---------- The data ----------

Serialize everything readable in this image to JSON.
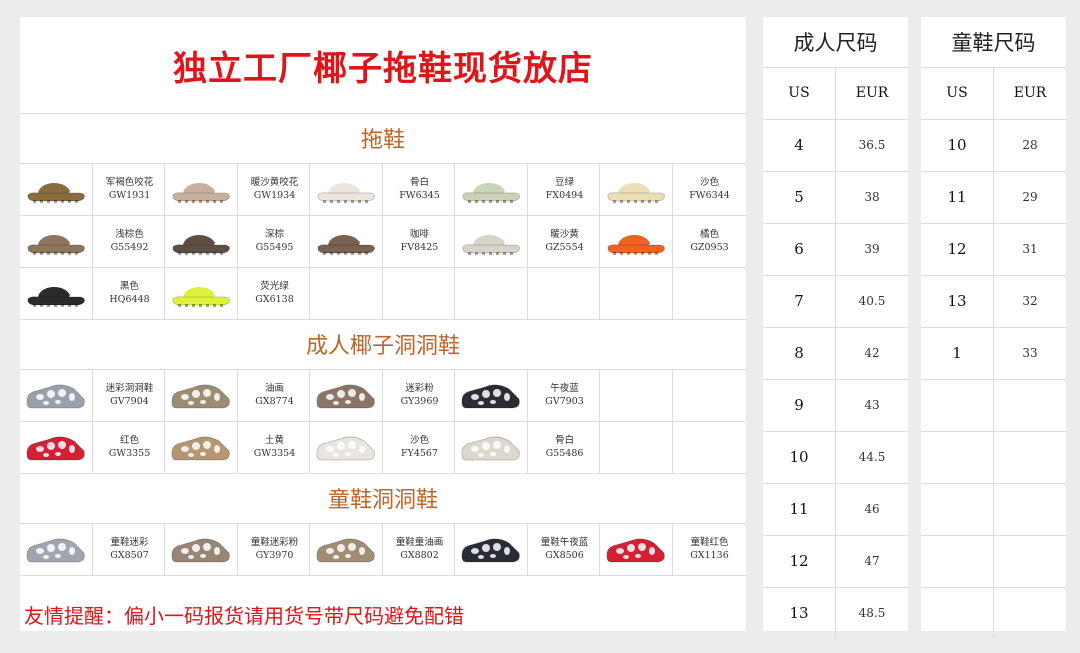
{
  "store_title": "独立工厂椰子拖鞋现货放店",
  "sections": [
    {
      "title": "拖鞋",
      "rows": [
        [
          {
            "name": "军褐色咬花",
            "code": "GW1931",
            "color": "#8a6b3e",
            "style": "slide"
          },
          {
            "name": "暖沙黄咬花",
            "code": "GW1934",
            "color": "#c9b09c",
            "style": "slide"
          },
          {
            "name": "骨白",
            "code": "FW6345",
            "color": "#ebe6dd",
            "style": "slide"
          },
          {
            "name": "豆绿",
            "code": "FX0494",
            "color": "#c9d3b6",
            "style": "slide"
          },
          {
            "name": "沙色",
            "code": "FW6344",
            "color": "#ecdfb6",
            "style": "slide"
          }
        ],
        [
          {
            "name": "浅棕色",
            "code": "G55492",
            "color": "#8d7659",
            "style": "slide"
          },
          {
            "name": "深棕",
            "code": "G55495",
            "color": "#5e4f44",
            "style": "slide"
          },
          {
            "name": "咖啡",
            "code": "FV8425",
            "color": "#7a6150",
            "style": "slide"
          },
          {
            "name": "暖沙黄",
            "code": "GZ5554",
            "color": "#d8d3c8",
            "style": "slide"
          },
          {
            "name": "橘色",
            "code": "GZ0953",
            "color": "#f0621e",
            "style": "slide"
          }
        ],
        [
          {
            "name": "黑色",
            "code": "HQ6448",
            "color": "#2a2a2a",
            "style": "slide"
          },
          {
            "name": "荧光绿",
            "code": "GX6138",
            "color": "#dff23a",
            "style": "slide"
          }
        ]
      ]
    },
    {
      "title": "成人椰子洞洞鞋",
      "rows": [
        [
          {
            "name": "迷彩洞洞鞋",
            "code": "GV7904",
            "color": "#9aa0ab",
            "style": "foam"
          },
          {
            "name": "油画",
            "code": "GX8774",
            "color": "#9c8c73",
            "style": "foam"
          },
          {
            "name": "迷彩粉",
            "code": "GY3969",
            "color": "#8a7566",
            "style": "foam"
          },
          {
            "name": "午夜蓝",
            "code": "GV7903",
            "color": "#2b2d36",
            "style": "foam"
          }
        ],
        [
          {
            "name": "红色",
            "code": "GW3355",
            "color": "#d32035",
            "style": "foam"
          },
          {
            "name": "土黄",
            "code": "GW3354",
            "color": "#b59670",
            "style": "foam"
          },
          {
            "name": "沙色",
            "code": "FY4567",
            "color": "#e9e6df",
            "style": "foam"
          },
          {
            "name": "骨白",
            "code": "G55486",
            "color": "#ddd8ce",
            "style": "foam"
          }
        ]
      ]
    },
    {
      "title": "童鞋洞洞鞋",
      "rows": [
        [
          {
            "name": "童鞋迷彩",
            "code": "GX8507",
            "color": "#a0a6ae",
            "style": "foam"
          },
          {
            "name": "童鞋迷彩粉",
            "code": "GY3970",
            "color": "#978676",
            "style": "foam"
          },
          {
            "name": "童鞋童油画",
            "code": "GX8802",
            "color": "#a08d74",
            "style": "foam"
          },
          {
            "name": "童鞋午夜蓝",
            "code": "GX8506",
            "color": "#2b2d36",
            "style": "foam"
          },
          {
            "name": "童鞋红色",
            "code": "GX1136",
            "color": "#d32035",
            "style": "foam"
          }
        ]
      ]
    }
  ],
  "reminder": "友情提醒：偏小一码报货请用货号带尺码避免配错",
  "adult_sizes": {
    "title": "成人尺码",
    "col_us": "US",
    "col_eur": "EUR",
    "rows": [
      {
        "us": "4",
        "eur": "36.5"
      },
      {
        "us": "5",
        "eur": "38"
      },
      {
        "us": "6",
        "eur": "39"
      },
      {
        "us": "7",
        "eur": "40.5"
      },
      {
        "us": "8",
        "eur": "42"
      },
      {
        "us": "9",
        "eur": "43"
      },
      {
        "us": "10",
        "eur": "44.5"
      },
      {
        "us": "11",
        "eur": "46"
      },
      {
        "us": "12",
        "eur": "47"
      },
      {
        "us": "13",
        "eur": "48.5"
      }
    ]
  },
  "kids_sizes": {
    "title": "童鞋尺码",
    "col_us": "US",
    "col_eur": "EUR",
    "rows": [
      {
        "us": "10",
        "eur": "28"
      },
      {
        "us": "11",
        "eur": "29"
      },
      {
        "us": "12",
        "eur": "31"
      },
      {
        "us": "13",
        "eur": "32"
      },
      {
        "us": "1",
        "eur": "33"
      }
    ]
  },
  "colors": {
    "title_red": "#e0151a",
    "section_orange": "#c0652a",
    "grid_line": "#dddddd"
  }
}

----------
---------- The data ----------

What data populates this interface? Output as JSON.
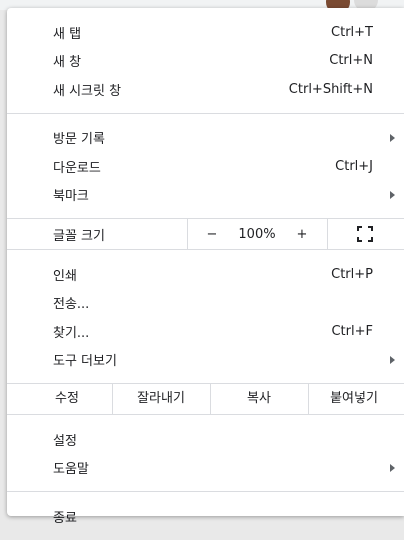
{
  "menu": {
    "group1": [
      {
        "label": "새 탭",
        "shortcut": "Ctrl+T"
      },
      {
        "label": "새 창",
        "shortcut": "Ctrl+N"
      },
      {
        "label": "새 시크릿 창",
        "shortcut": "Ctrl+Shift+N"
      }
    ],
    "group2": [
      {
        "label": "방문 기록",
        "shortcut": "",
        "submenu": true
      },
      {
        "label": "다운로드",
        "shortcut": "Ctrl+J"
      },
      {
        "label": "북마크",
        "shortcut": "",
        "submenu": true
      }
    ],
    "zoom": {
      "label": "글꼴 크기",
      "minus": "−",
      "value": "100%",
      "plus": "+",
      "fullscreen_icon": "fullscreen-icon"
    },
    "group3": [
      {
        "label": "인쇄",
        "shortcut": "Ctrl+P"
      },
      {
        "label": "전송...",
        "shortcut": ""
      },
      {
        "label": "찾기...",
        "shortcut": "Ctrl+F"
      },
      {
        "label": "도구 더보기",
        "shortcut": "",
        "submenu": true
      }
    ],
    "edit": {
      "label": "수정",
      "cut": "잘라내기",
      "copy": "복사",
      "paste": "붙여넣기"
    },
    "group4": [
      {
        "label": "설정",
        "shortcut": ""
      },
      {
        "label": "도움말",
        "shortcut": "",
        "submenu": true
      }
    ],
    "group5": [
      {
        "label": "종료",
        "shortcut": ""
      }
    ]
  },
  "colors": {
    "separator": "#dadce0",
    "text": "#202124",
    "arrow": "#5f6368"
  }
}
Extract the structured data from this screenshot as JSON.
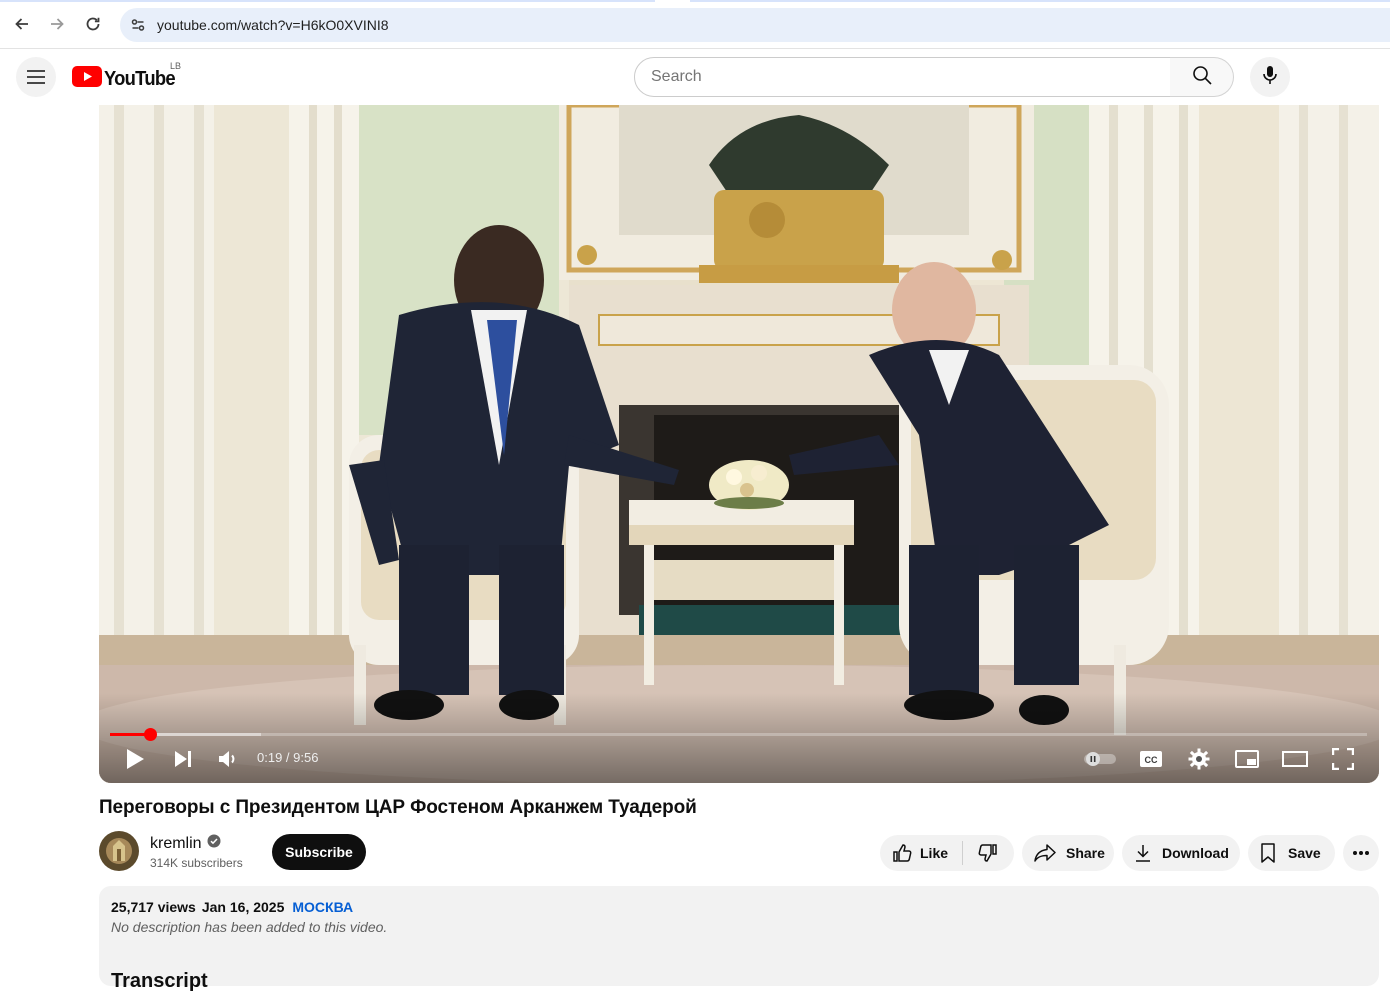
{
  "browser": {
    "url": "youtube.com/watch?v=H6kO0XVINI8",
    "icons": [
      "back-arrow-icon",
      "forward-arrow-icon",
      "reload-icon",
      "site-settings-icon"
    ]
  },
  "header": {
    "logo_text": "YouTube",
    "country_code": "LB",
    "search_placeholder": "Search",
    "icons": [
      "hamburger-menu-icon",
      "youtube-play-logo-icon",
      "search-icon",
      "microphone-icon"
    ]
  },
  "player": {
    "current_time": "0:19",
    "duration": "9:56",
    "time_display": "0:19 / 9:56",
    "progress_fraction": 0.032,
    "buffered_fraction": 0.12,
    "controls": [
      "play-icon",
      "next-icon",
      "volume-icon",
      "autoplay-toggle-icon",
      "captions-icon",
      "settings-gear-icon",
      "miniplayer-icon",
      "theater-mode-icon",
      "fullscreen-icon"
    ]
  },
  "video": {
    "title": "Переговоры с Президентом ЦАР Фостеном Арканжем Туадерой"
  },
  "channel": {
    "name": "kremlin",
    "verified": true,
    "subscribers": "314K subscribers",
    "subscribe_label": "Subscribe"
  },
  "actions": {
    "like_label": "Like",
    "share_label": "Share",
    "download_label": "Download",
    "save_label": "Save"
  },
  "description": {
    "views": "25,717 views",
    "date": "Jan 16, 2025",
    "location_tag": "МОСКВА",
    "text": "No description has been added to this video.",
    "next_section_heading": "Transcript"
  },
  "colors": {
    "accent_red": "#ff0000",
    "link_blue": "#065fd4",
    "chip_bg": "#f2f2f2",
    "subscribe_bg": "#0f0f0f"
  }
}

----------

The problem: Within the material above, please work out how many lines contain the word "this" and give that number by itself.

Task answer: 4